## TASK ITEM
What lines below include the string "text"? Pick them out and copy them.

(Entries from a dataset of interfaces)

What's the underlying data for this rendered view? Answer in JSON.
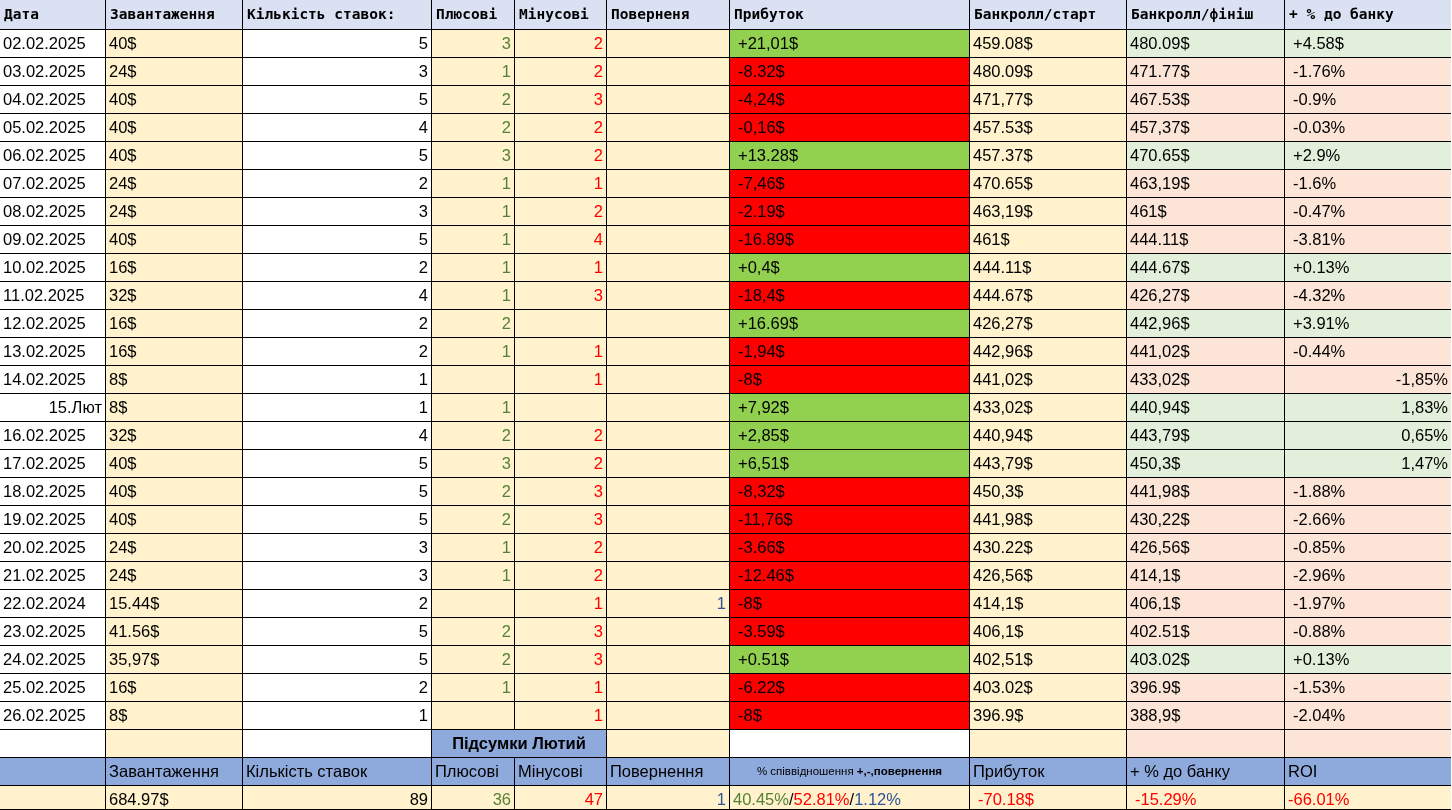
{
  "columns": [
    "Дата",
    "Завантаження",
    "Кількість ставок:",
    "Плюсові",
    "Мінусові",
    "Поверненя",
    "Прибуток",
    "Банкролл/старт",
    "Банкролл/фініш",
    "+ % до банку"
  ],
  "rows": [
    {
      "date": "02.02.2025",
      "date_numeric": false,
      "stake": "40$",
      "bets": "5",
      "plus": "3",
      "minus": "2",
      "profit": "+21,01$",
      "win": true,
      "bank_start": "459.08$",
      "bank_finish": "480.09$",
      "bank_change": "+4.58$",
      "change_numeric": false
    },
    {
      "date": "03.02.2025",
      "date_numeric": false,
      "stake": "24$",
      "bets": "3",
      "plus": "1",
      "minus": "2",
      "profit": "-8.32$",
      "win": false,
      "bank_start": "480.09$",
      "bank_finish": "471.77$",
      "bank_change": "-1.76%",
      "change_numeric": false
    },
    {
      "date": "04.02.2025",
      "date_numeric": false,
      "stake": "40$",
      "bets": "5",
      "plus": "2",
      "minus": "3",
      "profit": "-4,24$",
      "win": false,
      "bank_start": "471,77$",
      "bank_finish": "467.53$",
      "bank_change": "-0.9%",
      "change_numeric": false
    },
    {
      "date": "05.02.2025",
      "date_numeric": false,
      "stake": "40$",
      "bets": "4",
      "plus": "2",
      "minus": "2",
      "profit": "-0,16$",
      "win": false,
      "bank_start": "457.53$",
      "bank_finish": "457,37$",
      "bank_change": "-0.03%",
      "change_numeric": false
    },
    {
      "date": "06.02.2025",
      "date_numeric": false,
      "stake": "40$",
      "bets": "5",
      "plus": "3",
      "minus": "2",
      "profit": "+13.28$",
      "win": true,
      "bank_start": "457.37$",
      "bank_finish": "470.65$",
      "bank_change": "+2.9%",
      "change_numeric": false
    },
    {
      "date": "07.02.2025",
      "date_numeric": false,
      "stake": "24$",
      "bets": "2",
      "plus": "1",
      "minus": "1",
      "profit": "-7,46$",
      "win": false,
      "bank_start": "470.65$",
      "bank_finish": "463,19$",
      "bank_change": "-1.6%",
      "change_numeric": false
    },
    {
      "date": "08.02.2025",
      "date_numeric": false,
      "stake": "24$",
      "bets": "3",
      "plus": "1",
      "minus": "2",
      "profit": "-2.19$",
      "win": false,
      "bank_start": "463,19$",
      "bank_finish": "461$",
      "bank_change": "-0.47%",
      "change_numeric": false
    },
    {
      "date": "09.02.2025",
      "date_numeric": false,
      "stake": "40$",
      "bets": "5",
      "plus": "1",
      "minus": "4",
      "profit": "-16.89$",
      "win": false,
      "bank_start": "461$",
      "bank_finish": "444.11$",
      "bank_change": "-3.81%",
      "change_numeric": false
    },
    {
      "date": "10.02.2025",
      "date_numeric": false,
      "stake": "16$",
      "bets": "2",
      "plus": "1",
      "minus": "1",
      "profit": "+0,4$",
      "win": true,
      "bank_start": "444.11$",
      "bank_finish": "444.67$",
      "bank_change": "+0.13%",
      "change_numeric": false
    },
    {
      "date": "11.02.2025",
      "date_numeric": false,
      "stake": "32$",
      "bets": "4",
      "plus": "1",
      "minus": "3",
      "profit": "-18,4$",
      "win": false,
      "bank_start": "444.67$",
      "bank_finish": "426,27$",
      "bank_change": "-4.32%",
      "change_numeric": false
    },
    {
      "date": "12.02.2025",
      "date_numeric": false,
      "stake": "16$",
      "bets": "2",
      "plus": "2",
      "profit": "+16.69$",
      "win": true,
      "bank_start": "426,27$",
      "bank_finish": "442,96$",
      "bank_change": "+3.91%",
      "change_numeric": false
    },
    {
      "date": "13.02.2025",
      "date_numeric": false,
      "stake": "16$",
      "bets": "2",
      "plus": "1",
      "minus": "1",
      "profit": "-1,94$",
      "win": false,
      "bank_start": "442,96$",
      "bank_finish": "441,02$",
      "bank_change": "-0.44%",
      "change_numeric": false
    },
    {
      "date": "14.02.2025",
      "date_numeric": false,
      "stake": "8$",
      "bets": "1",
      "minus": "1",
      "profit": "-8$",
      "win": false,
      "bank_start": "441,02$",
      "bank_finish": "433,02$",
      "bank_change": "-1,85%",
      "change_numeric": true
    },
    {
      "date": "15.Лют",
      "date_numeric": true,
      "stake": "8$",
      "bets": "1",
      "plus": "1",
      "profit": "+7,92$",
      "win": true,
      "bank_start": "433,02$",
      "bank_finish": "440,94$",
      "bank_change": "1,83%",
      "change_numeric": true
    },
    {
      "date": "16.02.2025",
      "date_numeric": false,
      "stake": "32$",
      "bets": "4",
      "plus": "2",
      "minus": "2",
      "profit": "+2,85$",
      "win": true,
      "bank_start": "440,94$",
      "bank_finish": "443,79$",
      "bank_change": "0,65%",
      "change_numeric": true
    },
    {
      "date": "17.02.2025",
      "date_numeric": false,
      "stake": "40$",
      "bets": "5",
      "plus": "3",
      "minus": "2",
      "profit": "+6,51$",
      "win": true,
      "bank_start": "443,79$",
      "bank_finish": "450,3$",
      "bank_change": "1,47%",
      "change_numeric": true
    },
    {
      "date": "18.02.2025",
      "date_numeric": false,
      "stake": "40$",
      "bets": "5",
      "plus": "2",
      "minus": "3",
      "profit": "-8,32$",
      "win": false,
      "bank_start": "450,3$",
      "bank_finish": "441,98$",
      "bank_change": "-1.88%",
      "change_numeric": false
    },
    {
      "date": "19.02.2025",
      "date_numeric": false,
      "stake": "40$",
      "bets": "5",
      "plus": "2",
      "minus": "3",
      "profit": "-11,76$",
      "win": false,
      "bank_start": "441,98$",
      "bank_finish": "430,22$",
      "bank_change": "-2.66%",
      "change_numeric": false
    },
    {
      "date": "20.02.2025",
      "date_numeric": false,
      "stake": "24$",
      "bets": "3",
      "plus": "1",
      "minus": "2",
      "profit": "-3.66$",
      "win": false,
      "bank_start": "430.22$",
      "bank_finish": "426,56$",
      "bank_change": "-0.85%",
      "change_numeric": false
    },
    {
      "date": "21.02.2025",
      "date_numeric": false,
      "stake": "24$",
      "bets": "3",
      "plus": "1",
      "minus": "2",
      "profit": "-12.46$",
      "win": false,
      "bank_start": "426,56$",
      "bank_finish": "414,1$",
      "bank_change": "-2.96%",
      "change_numeric": false
    },
    {
      "date": "22.02.2024",
      "date_numeric": false,
      "stake": "15.44$",
      "bets": "2",
      "minus": "1",
      "returns": "1",
      "profit": "-8$",
      "win": false,
      "bank_start": "414,1$",
      "bank_finish": "406,1$",
      "bank_change": "-1.97%",
      "change_numeric": false
    },
    {
      "date": "23.02.2025",
      "date_numeric": false,
      "stake": "41.56$",
      "bets": "5",
      "plus": "2",
      "minus": "3",
      "profit": "-3.59$",
      "win": false,
      "bank_start": "406,1$",
      "bank_finish": "402.51$",
      "bank_change": "-0.88%",
      "change_numeric": false
    },
    {
      "date": "24.02.2025",
      "date_numeric": false,
      "stake": "35,97$",
      "bets": "5",
      "plus": "2",
      "minus": "3",
      "profit": "+0.51$",
      "win": true,
      "bank_start": "402,51$",
      "bank_finish": "403.02$",
      "bank_change": "+0.13%",
      "change_numeric": false
    },
    {
      "date": "25.02.2025",
      "date_numeric": false,
      "stake": "16$",
      "bets": "2",
      "plus": "1",
      "minus": "1",
      "profit": "-6.22$",
      "win": false,
      "bank_start": "403.02$",
      "bank_finish": "396.9$",
      "bank_change": "-1.53%",
      "change_numeric": false
    },
    {
      "date": "26.02.2025",
      "date_numeric": false,
      "stake": "8$",
      "bets": "1",
      "minus": "1",
      "profit": "-8$",
      "win": false,
      "bank_start": "396.9$",
      "bank_finish": "388,9$",
      "bank_change": "-2.04%",
      "change_numeric": false
    }
  ],
  "summary": {
    "title": "Підсумки Лютий",
    "headers": [
      "Завантаження",
      "Кількість ставок",
      "Плюсові",
      "Мінусові",
      "Повернення",
      "% співвідношення **+,-,повернення**",
      "Прибуток",
      "+ % до банку",
      "ROI"
    ],
    "stake": "684.97$",
    "bets": "89",
    "plus": "36",
    "minus": "47",
    "returns": "1",
    "ratio": [
      {
        "text": "40.45%",
        "kind": "plus"
      },
      {
        "text": "/",
        "kind": "sep"
      },
      {
        "text": "52.81%",
        "kind": "minus"
      },
      {
        "text": "/",
        "kind": "sep"
      },
      {
        "text": "1.12%",
        "kind": "returns"
      }
    ],
    "profit": "-70.18$",
    "bank_change": "-15.29%",
    "roi": "-66.01%"
  }
}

## WRITTEN SOLUTION
        "text": "40.45%",
        "text": "/",
        "text": "52.81%",
        "text": "/",
        "text": "1.12%",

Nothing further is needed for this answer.